> EXERCISE DESCRIPTION:
Which of the lines below hold "Jaime"? Please return each one.
_ _ _ _ _ _ _
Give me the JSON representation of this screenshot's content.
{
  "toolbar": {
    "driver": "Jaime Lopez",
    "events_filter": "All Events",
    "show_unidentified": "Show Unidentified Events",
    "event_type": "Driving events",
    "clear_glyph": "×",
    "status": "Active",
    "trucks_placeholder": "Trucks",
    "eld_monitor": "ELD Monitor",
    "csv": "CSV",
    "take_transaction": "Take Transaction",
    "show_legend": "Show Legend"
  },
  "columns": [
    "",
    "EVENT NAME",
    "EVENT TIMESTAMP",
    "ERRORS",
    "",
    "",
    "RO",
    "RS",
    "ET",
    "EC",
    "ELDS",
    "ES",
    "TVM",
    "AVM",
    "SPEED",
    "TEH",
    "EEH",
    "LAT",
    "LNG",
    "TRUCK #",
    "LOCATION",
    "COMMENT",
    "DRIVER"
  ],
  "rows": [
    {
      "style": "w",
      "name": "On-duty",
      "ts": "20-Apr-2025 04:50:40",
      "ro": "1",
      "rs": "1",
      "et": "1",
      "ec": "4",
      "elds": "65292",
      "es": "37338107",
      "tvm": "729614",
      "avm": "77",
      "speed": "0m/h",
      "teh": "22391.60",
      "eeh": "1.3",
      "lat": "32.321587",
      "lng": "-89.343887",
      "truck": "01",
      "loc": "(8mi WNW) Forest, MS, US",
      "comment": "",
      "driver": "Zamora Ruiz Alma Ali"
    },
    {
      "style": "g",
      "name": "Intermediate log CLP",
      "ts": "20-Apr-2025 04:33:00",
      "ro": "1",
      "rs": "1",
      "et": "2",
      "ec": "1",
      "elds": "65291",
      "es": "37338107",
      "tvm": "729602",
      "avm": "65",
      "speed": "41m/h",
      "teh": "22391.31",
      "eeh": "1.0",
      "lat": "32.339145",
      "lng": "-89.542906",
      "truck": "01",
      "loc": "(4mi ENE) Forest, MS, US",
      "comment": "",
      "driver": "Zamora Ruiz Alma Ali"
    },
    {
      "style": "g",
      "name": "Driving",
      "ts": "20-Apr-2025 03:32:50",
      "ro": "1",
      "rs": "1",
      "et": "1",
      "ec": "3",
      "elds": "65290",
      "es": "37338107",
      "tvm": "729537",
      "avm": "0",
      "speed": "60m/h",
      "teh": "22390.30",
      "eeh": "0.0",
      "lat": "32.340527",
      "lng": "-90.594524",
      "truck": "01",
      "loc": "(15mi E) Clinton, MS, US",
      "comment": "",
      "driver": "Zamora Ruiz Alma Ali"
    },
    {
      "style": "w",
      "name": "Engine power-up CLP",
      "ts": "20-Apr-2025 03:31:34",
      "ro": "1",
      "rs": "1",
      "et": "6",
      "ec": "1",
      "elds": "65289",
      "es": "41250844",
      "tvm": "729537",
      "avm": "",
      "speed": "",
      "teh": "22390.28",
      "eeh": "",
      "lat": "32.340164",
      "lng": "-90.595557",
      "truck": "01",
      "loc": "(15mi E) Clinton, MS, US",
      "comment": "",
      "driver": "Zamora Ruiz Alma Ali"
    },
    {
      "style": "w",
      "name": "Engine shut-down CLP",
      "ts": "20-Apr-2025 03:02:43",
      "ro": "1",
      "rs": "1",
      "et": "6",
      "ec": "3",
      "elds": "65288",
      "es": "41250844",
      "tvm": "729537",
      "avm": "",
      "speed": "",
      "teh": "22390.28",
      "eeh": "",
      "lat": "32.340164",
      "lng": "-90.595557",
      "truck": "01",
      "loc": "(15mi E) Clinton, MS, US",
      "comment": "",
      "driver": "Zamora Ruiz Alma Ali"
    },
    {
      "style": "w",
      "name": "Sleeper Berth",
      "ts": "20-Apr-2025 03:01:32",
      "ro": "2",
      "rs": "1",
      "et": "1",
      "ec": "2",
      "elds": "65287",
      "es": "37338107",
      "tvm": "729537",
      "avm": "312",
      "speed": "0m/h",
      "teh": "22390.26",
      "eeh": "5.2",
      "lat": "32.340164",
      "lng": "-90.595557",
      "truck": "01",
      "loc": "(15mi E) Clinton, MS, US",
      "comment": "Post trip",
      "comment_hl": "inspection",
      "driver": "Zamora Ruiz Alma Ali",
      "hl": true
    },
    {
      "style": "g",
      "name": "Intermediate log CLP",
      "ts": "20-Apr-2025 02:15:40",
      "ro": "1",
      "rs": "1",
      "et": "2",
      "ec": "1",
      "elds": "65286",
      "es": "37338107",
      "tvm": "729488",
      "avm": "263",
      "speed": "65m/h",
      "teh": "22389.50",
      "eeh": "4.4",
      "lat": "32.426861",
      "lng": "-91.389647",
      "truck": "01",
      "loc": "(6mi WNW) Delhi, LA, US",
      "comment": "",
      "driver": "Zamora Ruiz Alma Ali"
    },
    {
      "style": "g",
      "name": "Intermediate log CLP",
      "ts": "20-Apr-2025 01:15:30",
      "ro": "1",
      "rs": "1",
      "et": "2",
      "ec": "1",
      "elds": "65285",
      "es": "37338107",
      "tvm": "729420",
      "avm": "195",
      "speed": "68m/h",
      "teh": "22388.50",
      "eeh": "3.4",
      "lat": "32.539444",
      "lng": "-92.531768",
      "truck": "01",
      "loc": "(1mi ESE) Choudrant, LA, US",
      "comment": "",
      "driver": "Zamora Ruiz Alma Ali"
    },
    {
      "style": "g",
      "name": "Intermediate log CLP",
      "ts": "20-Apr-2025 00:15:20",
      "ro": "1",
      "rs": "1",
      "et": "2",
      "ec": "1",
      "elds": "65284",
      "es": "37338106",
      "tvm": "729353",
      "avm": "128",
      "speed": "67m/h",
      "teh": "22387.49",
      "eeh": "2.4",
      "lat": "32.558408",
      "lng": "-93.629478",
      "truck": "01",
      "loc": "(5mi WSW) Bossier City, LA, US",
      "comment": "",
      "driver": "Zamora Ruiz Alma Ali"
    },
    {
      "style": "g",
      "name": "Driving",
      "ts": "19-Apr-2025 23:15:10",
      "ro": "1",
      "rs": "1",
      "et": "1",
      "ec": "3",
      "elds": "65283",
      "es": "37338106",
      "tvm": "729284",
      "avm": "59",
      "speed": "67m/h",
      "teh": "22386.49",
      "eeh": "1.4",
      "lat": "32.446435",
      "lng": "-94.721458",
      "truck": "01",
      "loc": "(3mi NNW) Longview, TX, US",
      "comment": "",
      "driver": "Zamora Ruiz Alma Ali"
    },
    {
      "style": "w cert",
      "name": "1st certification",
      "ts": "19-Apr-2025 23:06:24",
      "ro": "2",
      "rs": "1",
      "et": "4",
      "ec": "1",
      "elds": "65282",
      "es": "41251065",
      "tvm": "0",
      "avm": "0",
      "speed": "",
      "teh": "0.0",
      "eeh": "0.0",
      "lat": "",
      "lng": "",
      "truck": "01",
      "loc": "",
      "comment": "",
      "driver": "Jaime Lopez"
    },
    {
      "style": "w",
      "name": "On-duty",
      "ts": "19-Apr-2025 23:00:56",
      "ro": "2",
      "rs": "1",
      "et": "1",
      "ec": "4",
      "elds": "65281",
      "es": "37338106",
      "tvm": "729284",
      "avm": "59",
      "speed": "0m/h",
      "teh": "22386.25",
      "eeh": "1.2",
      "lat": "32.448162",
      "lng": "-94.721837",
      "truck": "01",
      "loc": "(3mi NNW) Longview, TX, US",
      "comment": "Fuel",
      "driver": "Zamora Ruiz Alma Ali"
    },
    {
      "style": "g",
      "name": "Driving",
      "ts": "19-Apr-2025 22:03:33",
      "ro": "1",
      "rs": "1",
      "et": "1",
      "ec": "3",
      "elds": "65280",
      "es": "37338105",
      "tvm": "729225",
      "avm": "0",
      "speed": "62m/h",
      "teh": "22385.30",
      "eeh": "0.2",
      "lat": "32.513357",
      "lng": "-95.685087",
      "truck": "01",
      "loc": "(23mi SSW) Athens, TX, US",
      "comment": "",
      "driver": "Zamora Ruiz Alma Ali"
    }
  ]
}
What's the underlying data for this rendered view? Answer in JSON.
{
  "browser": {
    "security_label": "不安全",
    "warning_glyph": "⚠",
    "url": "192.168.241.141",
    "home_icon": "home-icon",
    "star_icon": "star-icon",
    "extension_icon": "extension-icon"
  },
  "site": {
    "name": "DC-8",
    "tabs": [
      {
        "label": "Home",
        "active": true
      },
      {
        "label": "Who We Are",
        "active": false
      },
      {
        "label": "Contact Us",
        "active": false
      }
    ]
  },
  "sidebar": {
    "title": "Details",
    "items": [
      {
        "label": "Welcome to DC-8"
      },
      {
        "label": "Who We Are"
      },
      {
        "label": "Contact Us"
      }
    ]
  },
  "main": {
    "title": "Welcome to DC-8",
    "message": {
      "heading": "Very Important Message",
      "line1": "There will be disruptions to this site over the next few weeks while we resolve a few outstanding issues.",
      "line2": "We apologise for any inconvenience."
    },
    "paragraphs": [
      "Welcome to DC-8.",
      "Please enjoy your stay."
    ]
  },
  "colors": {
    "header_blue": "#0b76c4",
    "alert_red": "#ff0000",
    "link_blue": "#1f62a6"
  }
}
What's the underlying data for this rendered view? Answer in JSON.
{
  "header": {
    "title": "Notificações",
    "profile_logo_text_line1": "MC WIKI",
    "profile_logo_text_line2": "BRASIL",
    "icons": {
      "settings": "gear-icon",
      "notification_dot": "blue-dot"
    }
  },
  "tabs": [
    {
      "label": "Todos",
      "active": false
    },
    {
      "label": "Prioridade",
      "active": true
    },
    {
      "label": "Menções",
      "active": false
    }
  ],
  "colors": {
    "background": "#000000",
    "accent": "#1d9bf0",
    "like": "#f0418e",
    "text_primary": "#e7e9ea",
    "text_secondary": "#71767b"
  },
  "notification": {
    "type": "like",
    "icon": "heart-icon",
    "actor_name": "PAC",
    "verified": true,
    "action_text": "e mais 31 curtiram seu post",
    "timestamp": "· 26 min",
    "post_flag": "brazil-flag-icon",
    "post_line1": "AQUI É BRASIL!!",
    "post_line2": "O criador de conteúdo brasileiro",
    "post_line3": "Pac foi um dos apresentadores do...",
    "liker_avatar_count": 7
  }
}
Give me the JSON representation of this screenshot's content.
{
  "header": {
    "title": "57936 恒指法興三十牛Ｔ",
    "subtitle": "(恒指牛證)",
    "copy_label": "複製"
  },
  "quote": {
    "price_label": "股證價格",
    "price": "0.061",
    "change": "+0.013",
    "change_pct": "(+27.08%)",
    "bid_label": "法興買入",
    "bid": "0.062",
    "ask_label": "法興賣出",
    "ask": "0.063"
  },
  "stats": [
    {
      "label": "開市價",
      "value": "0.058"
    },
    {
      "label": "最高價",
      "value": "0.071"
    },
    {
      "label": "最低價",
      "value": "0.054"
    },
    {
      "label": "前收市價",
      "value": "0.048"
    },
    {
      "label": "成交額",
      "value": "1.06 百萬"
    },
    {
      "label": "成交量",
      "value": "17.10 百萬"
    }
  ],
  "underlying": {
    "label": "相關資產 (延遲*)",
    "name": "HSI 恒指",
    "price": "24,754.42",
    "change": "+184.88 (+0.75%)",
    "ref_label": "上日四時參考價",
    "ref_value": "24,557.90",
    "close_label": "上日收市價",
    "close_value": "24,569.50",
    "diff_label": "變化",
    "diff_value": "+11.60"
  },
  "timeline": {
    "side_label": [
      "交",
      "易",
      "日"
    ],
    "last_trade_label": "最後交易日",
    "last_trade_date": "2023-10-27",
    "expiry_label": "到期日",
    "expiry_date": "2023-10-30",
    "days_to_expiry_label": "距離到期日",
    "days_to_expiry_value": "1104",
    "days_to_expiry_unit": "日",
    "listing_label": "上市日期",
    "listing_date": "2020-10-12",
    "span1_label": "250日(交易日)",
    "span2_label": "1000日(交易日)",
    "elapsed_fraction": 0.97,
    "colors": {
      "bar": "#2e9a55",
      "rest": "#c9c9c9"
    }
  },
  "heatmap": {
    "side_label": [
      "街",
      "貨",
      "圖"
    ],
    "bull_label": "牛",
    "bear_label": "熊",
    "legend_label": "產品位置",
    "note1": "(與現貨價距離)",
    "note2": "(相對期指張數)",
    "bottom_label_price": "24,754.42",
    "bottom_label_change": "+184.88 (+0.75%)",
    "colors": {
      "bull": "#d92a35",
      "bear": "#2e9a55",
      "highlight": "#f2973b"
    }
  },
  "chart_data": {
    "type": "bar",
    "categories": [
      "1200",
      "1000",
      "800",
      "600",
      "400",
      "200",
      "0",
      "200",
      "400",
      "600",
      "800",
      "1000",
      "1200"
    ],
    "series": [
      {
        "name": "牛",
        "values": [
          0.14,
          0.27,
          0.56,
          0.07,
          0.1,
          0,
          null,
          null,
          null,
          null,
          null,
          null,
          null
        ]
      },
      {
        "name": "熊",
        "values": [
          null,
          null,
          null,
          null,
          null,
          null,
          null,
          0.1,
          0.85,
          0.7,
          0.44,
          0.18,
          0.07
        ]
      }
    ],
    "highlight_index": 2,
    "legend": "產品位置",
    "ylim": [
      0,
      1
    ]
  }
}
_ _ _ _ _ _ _
> SOLUTION FOR THIS PROBLEM:
    "driver": "Jaime Lopez",
      "driver": "Jaime Lopez"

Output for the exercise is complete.